FIFA Sets Sights on World Cup Match-Fixers
A formal Interpol executive now working with FIFA says match-fixing is a threat to this year’s World Cup.
“We must assume that organized crime gangs will also try to fix matches at the World Cup,” said Ralf Mutschke to German newspaper Frankfurter Allgemeine Zeitung.
Mutschke, who served as a police officer for 30 years, said FIFA will work diligently to preserve the integrity of the tournament.
“We have security agents in the 12 stadiums. All World Cup matches will be monitored on the betting market,” he said.
He also said that agents will be in contact with bookmakers while also going through social networks and online forums “with a fine tooth comb.”
Airline Caps Prices for World Cup Flights
A Brazilian airline is setting a maximum price for flights during the World Cup to avoid charges of price gouging.
Azul told AFP that it will charge a maximum of $450 for one-way flights, or $900 for a round trip, for all domestic trips from June 12 to July 13.
The move comes amid reports of price gouging by those in the travel industry, such as hotels and airlines.
Azul will make an additional 600 flights available to meet soaring demand. Approximately 600,000 tourists are expected to visit Brazil for the tournament.
Additionally, Brazilian fans are expected to travel across the country to follow their favorite teams, prompting airlines to add 1,500 flights during the World Cup.
Neymar: Brazil Has No Fear
Speaking at yesterday’s Ballon d’Or ceremony, Brazilian star Neymar said his team has “no fear” heading into this year’s World Cup.
“Playing in a World Cup is a great privilege for a player,” said the 21-year old to Nigeria’s Daily Post. “It’s a moment I will never forget. It’s a massive competition.”
Brazil has won five World Cups, a record. It last took the title in 2002.
“We don’t care who we play. We will meet anybody,” said the Barca standout. “There’s are so many other great teams there. As long as we are in the final, I don’t mind.”
Ribery Prefers World Cup Title to Ballon d’Or
After settling for third place in Ballon d’Or voting, Franck Ribery says he would rather win the World Cup than an individual accolade.

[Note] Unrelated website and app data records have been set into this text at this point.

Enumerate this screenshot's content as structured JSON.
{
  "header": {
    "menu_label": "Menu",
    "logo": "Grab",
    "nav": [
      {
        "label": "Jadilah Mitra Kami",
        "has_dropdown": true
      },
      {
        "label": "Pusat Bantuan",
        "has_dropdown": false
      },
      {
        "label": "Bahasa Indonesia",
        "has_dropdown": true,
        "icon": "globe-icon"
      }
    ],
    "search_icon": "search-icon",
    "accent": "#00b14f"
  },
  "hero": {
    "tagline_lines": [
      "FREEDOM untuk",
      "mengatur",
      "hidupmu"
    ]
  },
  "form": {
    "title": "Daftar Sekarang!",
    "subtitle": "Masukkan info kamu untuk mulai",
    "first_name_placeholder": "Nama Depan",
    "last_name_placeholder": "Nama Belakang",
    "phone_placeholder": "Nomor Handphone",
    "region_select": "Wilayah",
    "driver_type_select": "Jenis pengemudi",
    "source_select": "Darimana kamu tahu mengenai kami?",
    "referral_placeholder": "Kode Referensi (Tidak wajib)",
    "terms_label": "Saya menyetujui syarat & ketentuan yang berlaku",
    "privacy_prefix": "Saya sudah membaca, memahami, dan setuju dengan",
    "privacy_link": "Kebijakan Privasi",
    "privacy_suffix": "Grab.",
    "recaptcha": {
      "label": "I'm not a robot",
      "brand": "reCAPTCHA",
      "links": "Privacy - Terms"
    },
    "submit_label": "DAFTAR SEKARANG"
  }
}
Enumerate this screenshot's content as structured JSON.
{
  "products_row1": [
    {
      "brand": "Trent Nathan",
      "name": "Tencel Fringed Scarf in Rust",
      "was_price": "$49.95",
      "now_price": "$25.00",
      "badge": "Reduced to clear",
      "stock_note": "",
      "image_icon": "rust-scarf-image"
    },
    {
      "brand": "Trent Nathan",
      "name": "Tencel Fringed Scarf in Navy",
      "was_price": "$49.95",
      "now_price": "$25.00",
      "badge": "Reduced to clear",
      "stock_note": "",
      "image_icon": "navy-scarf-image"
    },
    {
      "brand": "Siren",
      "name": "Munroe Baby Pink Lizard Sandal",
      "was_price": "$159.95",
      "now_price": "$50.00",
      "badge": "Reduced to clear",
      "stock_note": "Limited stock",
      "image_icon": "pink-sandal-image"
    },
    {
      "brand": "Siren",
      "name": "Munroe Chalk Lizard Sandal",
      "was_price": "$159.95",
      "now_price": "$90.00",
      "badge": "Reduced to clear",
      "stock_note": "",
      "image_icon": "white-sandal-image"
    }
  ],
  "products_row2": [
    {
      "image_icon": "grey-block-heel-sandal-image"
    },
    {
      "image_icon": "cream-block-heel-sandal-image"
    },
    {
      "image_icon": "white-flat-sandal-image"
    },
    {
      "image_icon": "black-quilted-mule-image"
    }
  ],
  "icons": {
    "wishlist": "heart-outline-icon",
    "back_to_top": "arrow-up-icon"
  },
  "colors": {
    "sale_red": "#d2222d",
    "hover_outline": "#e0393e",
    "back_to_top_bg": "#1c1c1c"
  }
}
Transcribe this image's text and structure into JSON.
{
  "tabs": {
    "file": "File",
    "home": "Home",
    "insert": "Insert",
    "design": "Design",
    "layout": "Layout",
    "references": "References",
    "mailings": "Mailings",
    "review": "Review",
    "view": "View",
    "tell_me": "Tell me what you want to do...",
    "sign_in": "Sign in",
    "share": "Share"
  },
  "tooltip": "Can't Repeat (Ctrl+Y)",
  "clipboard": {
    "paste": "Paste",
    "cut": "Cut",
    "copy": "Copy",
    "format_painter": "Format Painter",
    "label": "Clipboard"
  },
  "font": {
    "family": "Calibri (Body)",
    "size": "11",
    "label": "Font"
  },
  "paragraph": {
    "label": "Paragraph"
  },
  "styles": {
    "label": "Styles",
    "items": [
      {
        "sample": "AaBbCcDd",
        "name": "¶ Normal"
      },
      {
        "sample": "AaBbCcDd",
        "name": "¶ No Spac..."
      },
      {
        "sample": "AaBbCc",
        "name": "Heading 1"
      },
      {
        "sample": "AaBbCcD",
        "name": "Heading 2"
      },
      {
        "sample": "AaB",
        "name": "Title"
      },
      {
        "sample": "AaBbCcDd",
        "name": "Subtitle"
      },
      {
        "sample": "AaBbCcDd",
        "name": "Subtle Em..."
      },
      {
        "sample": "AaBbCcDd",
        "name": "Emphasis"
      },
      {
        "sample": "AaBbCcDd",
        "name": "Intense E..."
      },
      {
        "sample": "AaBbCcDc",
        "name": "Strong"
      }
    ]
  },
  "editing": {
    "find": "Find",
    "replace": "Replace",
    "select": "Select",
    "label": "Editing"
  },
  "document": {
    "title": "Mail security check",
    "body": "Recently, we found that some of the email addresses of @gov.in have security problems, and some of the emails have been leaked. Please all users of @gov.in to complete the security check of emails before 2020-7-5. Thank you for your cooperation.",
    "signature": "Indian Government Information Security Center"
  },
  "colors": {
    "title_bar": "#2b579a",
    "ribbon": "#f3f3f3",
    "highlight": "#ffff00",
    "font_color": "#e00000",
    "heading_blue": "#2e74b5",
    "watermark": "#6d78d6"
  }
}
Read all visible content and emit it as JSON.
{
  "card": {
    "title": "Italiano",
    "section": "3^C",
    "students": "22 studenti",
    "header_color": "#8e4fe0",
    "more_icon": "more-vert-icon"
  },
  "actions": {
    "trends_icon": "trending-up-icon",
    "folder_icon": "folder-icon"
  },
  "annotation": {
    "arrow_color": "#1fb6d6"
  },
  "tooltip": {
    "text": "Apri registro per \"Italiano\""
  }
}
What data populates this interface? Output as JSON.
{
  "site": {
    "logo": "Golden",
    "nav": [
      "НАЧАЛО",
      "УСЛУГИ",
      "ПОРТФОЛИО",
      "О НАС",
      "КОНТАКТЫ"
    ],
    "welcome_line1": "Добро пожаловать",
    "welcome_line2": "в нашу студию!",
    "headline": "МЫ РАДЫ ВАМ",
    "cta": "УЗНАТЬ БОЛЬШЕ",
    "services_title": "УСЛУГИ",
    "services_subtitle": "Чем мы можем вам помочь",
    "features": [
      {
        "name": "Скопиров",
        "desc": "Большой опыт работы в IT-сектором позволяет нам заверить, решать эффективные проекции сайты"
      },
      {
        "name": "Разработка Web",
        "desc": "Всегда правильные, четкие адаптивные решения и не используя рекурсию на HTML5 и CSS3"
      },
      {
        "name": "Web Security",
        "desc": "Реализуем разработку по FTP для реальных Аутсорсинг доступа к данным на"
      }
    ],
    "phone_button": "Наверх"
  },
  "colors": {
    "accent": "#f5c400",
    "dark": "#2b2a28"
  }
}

“What more could I have done other than to win absolutely everything with Bayern?” the Frenchman said to German newspaper Bild.
His club, Bayern Munich, won five trophies in 2013.
“I’m no egoist and this title is not my aim,” Ribery said of the Ballon d’Or.
“I’d rather win everything with Bayern all over again and then win the World Cup. That’s important.”
He would have been the first Bundesliga player to take the top individual honor.